This post is part of a monthly blog series profiling viewpoints from leaders in reproductive health who are members of the Bellagio Group on Long-Acting Reversible Contraception. The Bellagio Group is a coalition of experts who convene annually to discuss practices for expanding contraceptive choice and accelerating progress toward the Millennium Development Goal of universal access to reproductive health services. This post represents the views of the author and is not a representation of the Population Council or the Bellagio Group. Please direct any questions to the author at firstname.lastname@example.org.
Two weeks ago, I observed a focus group in Lusaka, Zambia, where a moderator from a South African marketing agency spoke with eight young women about their views on contraception. Joined by a local researcher, a program manager, and marketers, I watched the session next door through a live television feed. Our goal was to get a head start on the development of marketing strategies for new contraceptive products—a project funded by USAID. In that small room in the Lusaka office building, we huddled around the television listening to these women’s opinions about different contraceptive options, hoping to understand how they make decisions about which methods to use and how the public health community can better meet their needs.
To my surprise, these savvy urban young women said that they were sexually active but did not use a modern method of contraception, preferring the withdrawal method. For differing reasons, they were not enthusiastic about the methods typically available to them—including, but not limited to, condoms, pills, and injectables—and did not even mention long-acting reversible contraceptives (LARCs), such as IUDs and implants, as an option.
They are not alone in their decision not to access modern methods: More than 100 million women globally* cite method-related reasons for nonuse of modern contraceptives. Of these women, 34 million want methods that do not cause side effects; 31 million need methods that are appropriate for infrequent sex; 25 million need methods suitable for use while breastfeeding; and 14 million require discreet methods or ones that they can use despite partner opposition. We are falling short in our efforts to provide these 100 million women with a full range of choices that work for them and meet their individual preferences and needs over time.

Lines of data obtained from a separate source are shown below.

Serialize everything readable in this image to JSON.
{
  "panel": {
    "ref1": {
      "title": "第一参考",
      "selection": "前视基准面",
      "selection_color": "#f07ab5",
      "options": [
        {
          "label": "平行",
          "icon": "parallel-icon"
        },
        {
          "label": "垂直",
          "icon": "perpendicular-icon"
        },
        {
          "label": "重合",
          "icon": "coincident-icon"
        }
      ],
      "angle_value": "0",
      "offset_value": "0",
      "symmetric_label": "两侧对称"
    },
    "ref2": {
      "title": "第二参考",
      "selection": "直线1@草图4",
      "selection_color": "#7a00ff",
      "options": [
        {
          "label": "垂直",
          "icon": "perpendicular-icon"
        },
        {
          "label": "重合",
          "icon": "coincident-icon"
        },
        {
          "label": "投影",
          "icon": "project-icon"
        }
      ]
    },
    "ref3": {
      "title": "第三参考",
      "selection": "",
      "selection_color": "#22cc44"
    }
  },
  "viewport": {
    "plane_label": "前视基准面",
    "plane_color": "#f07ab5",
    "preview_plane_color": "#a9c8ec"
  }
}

At WomanCare Global (WCG) our motto has long been, “No matter who she is or where she lives, every woman should have access to contraceptives.” Determining whether or when to have children is a woman’s basic human right, and our job is to give her the means to make those decisions. The single most important intervention that WCG undertakes is to implement a sustainable approach to the “contraceptive value chain” from the product developer to the manufacturer to the central warehouse to the service delivery outlet and, ultimately, to the client.
To improve access, we focus on quality products, reliable manufacturing, in-country registration, and prices that women can afford. Our key message is a simple one: Access means the right product in the right place at the right price.
While the supply chain is the linchpin of contraceptive access, it is not enough to deliver large quantities of male condoms or hormonal pills and declare victory. Instead we must really listen to women, such as those in the Lusaka focus group, and give them what they want, including acceptable alternatives to withdrawal. “Contraceptive access” means supplying products and services that women desire and will use.
With support from USAID, WCG leads the EECO consortium: Expanding Effective Contraceptive Options. Under this program, our team will introduce five new contraceptive methods in Zambia, Malawi, and India. The methods, which have been under intensive development, are designed to address gaps in the method mix. They are all woman-initiated, vaginal methods—meaning that a woman does not need to visit a healthcare provider or to rely on her partner for contraception.
Two contraceptive vaginal rings from the Population Council are the one-year investigational Nestorone® and ethinyl estradiol contraceptive vaginal ring, and the three-month progesterone contraceptive vaginal ring that is approved in eight Latin American countries for use by breastfeeding women. Additionally, PATH’s redesigned SILCS diaphragm and Woman’s Condom will offer barrier methods that women can control themselves. And Evofem’s Amphora contraceptive gel will provide a safe and easy-to-use alternative to hormones. It is our belief that access to more choices will empower more women to use modern contraception and will appeal to those who have discontinued previous methods because they were unsatisfied.
In places such as Zambia, public health practitioners have made strides in recent years to increase the uptake of LARCs, such as IUDs and implants. Now, we must address the larger issue of access. When we provide more user-initiated contraceptive solutions, when we listen to women such as those in the Lusaka focus group discuss their choices, we will empower them to make contraceptive decisions that give them greater control over their sexual and reproductive health.
* Darroch, Jacqueline E., Gilda Sedgh, and Haley Ball. 2011. “Contraceptive Technologies: Responding to Women’s Needs.” New York, NY: Guttmacher Institute.
Other posts in this series:
- Children by Choice, not Chance: Bayer’s Contribution to Sustainable Access to Contraceptives, by Klaus Brill, Bayer HealthCare Pharmaceuticals
- The Manufacturer’s Perspective: Stronger Supply Chains and Forecasting for Improved Access and Reproductive Choice, by Maggie Kohn, Merck
- Contraception: Why Access, Choice, and Price Matter, by Victoria Hale, Medicines360
- A Balanced Response to Basic Human Rights Needs in Crisis Settings, Campbell Bright and Vivian Cintron, UNFPA